The world is a funny place. One tiny thing can disrupt a whole cycle. For example:
Yesterday, I woke up feeling unwell. I debated back and forth whether or not to go to work, but in the end decided I wasn’t well enough. I sent in an SMS saying I was unwell, and went back to sleep. Later, I woke up again, and felt surprisingly better. But by then, it was too late to catch a bus in, so I had to drive. (I hate driving, but sometimes it’s the only way.) As long-time readers of this blog will know, I blog from the bus; the only time I have to do so. Ergo, you didn’t get any posts from me. Coupled with Jess being in the throes of exam time with university, and the end result was… no posts yesterday.
We’re really sorry about that, by the way.
Still, think about the idea and extrapolate it. A fawn gets lost from the herd. He walked into an unfamiliar territory and becomes chased by a raptor. The gazelle runs high into the northern ridges to try and escape the raptor, and tumbles off an edge. As it tumbles, it dislodges a boulder. The bounder blocks a pathway used by the rest of the gazelle herd, and they do not go through it this year. The plants there remain uneaten, and thus their seeds are not spread by the gazelle’s jaws. The plainstriders do not have enough food later in the year, and thus the kodo starve.
All from one fawn getting lost.
A part of me really can’t help but see this as the way in which a tauren likely sees the world. Small things become bigger, and you can never know which one will become important. This may even be part of the reason they were nomadic (it surely isn’t because they didn’t have the technology to found a city; between their incredible lifts and their prowess with guns, it’s pretty clear they’re the most technologically savvy race of the Horde,) as they sought to limit their impact upon the world, trying to change it as little as possible. I don’t think they see themselves as custodians the way the night elves do, though. The tauren are too earthy, too real to divorce themselves from the process. They know all too well that they may be that ‘one little thing’ as well. Sometimes they may even want to be. The race is long.
Imagine this thinking from a druid’s perspective. She sees nature in all its different forms. She knows how the animals are, and to a lesser extent how they all think. She knows when the roost comes home and when the coyotes begin their hunts. At every step she is trying to find the thing out of place, the one little thing that could change it all, and then she tries to see what to do about it. All from one fawn getting lost.
Or imagine this from a shaman’s perspective. The spirits whisper to him as he walks the land. He knows the spirits as a whole and knows many by name. He knows their petty jealousies, the way they interact, the chances of the tide turning. He too is waiting for that one errant whisper, the one hint that the spirit world is disrupted. He knows the physical world will follow, and advises his people. All because of one petty jealousy.
How about from the warriors perspective? She looks the battle over, tries to discern its ebb and flow. Somewhere will be a breakthrough, an orcish warrior clashes through a great cleave from his axe and hurtles forward. Broken from his line, humans flow into the hole he’s left.

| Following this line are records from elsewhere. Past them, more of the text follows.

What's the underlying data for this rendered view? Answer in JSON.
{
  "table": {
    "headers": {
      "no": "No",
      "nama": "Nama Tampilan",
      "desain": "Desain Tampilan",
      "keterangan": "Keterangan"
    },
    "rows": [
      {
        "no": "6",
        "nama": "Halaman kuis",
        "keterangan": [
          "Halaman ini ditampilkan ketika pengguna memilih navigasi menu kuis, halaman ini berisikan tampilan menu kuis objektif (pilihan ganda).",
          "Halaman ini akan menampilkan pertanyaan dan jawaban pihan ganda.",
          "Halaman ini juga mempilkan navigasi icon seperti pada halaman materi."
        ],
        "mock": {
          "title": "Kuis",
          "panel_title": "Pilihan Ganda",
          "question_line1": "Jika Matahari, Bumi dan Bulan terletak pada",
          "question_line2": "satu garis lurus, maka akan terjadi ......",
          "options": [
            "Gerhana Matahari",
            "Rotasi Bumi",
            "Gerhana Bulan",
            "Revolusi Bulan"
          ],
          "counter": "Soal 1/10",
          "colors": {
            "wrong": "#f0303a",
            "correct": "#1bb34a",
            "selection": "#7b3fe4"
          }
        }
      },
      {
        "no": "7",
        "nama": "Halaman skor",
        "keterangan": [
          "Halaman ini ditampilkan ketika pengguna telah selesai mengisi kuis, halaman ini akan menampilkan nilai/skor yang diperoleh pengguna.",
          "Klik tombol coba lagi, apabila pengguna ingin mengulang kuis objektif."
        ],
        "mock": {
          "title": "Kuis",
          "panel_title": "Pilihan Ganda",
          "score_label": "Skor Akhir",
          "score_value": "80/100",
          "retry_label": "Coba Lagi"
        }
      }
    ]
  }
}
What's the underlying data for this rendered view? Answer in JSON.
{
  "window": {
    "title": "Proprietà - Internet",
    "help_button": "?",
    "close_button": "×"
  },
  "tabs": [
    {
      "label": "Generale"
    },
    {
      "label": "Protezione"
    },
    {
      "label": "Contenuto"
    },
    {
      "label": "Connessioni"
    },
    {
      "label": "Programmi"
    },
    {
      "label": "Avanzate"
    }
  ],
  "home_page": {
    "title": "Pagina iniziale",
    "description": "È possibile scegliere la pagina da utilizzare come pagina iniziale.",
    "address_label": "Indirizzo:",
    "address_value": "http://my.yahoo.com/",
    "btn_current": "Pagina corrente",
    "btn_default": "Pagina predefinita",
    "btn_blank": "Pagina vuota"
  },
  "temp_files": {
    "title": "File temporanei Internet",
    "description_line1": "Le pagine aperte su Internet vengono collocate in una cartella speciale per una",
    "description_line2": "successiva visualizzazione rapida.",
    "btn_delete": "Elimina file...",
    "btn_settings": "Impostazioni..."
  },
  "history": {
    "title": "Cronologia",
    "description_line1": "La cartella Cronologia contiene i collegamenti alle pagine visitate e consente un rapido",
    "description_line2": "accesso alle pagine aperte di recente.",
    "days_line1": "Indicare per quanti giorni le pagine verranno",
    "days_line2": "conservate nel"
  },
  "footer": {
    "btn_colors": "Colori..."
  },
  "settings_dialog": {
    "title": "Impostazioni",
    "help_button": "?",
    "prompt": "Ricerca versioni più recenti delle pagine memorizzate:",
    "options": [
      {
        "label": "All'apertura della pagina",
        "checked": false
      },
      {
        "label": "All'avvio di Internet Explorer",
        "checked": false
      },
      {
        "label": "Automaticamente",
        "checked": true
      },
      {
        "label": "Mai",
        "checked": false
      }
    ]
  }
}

Soon the orcs are surrounded and the battle turns against them. She hefts her hammer and wades in behind the orc, ready to seal that line the moment it’s made. All because of one impetuous rush.
The chieftain knows his people. He knows the ancient family grudges, the difficulties. He knows the loves and hates, the fears and hopes. He worries that Firedawn will finally just demand her rightful share of the kodo kill from the last kodo run, even though she knows that poor old Atykarf is the better leatherworker and that this will be a long winter. He knows that many tauren will leap to Firedawn’s defence because of her strength in defending the town against the Scourge when all hell broke loose. All from pride.
And finally, think of it from the role-players perspective. A tauren is not likely to speak or act rashly. They will be slow to decide, painfully slow at times. They are perhaps more likely than any other race to ask for a day to consider. But they will also be at least somewhat empathetic. They may or may not be wise; wisdom is a gift that does not come to all. But perhaps a tauren is more likely than most to admit their limits, and state them upfront. Don’t just play the tauren. Play the tauren in his world. Think of the whole scenario at all times, and try to bring that into your play. Soon, you’ll get the idea to mention seemingly unrelated factors in even a minor decision, only convincing your party at length that this is crucial. And they’ll think, “Now that’s a tauren.”
All from one little change in mindset.